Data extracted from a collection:

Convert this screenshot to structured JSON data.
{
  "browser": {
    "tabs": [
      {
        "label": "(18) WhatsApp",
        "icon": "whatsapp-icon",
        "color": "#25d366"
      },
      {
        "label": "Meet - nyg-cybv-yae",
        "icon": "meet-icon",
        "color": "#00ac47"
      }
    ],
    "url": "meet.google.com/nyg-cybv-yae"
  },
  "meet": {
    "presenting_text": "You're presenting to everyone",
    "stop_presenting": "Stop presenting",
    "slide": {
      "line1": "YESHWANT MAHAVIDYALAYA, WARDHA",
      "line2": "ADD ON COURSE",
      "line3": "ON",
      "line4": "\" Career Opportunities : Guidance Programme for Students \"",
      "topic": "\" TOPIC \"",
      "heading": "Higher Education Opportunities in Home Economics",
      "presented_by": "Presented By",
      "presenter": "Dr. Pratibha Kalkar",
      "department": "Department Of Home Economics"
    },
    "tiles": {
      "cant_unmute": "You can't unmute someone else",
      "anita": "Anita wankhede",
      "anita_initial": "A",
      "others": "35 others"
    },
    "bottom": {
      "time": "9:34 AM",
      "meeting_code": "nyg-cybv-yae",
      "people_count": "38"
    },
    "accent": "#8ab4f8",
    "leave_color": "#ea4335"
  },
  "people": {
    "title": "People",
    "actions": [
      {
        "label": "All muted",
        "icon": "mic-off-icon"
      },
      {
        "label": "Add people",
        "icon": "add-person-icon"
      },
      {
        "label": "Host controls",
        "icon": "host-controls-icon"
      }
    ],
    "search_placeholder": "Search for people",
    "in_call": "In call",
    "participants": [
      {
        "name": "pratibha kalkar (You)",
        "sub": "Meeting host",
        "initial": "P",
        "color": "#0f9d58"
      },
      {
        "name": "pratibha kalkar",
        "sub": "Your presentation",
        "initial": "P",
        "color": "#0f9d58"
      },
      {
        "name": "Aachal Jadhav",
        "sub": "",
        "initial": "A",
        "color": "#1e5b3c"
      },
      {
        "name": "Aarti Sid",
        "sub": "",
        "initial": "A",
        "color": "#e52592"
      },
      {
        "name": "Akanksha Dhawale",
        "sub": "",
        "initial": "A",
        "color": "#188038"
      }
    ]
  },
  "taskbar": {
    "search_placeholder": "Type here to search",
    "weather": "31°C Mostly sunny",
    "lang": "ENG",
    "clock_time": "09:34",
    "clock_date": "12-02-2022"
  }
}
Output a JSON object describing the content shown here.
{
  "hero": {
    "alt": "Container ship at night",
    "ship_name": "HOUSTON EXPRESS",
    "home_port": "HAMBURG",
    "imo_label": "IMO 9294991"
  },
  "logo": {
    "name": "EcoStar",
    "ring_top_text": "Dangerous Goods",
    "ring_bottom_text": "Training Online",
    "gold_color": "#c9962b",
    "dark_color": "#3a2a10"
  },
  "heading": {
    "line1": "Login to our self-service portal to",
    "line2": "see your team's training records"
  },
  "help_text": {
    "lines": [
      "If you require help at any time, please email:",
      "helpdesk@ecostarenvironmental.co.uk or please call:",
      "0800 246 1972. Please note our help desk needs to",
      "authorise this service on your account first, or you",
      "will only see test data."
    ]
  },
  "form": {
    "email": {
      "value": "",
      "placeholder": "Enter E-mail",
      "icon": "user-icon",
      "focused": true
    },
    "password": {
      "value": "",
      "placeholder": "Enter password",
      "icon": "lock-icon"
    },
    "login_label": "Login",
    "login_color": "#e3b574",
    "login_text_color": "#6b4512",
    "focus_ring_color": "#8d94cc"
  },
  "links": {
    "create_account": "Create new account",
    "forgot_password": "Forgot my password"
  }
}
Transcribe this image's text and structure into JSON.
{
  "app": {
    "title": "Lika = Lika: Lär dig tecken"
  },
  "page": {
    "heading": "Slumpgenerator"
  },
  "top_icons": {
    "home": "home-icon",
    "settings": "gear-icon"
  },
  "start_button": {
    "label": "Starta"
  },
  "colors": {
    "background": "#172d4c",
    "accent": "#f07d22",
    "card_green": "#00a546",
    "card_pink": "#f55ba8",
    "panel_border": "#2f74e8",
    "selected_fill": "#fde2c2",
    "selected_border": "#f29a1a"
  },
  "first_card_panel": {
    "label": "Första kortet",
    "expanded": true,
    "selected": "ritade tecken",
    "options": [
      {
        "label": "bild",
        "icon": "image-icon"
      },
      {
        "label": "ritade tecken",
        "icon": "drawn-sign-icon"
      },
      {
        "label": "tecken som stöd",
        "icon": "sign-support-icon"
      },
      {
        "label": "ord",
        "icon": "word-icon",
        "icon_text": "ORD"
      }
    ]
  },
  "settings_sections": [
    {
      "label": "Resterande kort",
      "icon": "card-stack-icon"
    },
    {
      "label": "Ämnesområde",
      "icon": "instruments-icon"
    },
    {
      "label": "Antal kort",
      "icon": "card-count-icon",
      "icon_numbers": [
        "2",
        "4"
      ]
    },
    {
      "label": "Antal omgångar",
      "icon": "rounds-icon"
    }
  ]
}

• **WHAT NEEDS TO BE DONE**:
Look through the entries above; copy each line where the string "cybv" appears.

• **WRITTEN SOLUTION**:
        "label": "Meet - nyg-cybv-yae",
    "url": "meet.google.com/nyg-cybv-yae"
      "meeting_code": "nyg-cybv-yae",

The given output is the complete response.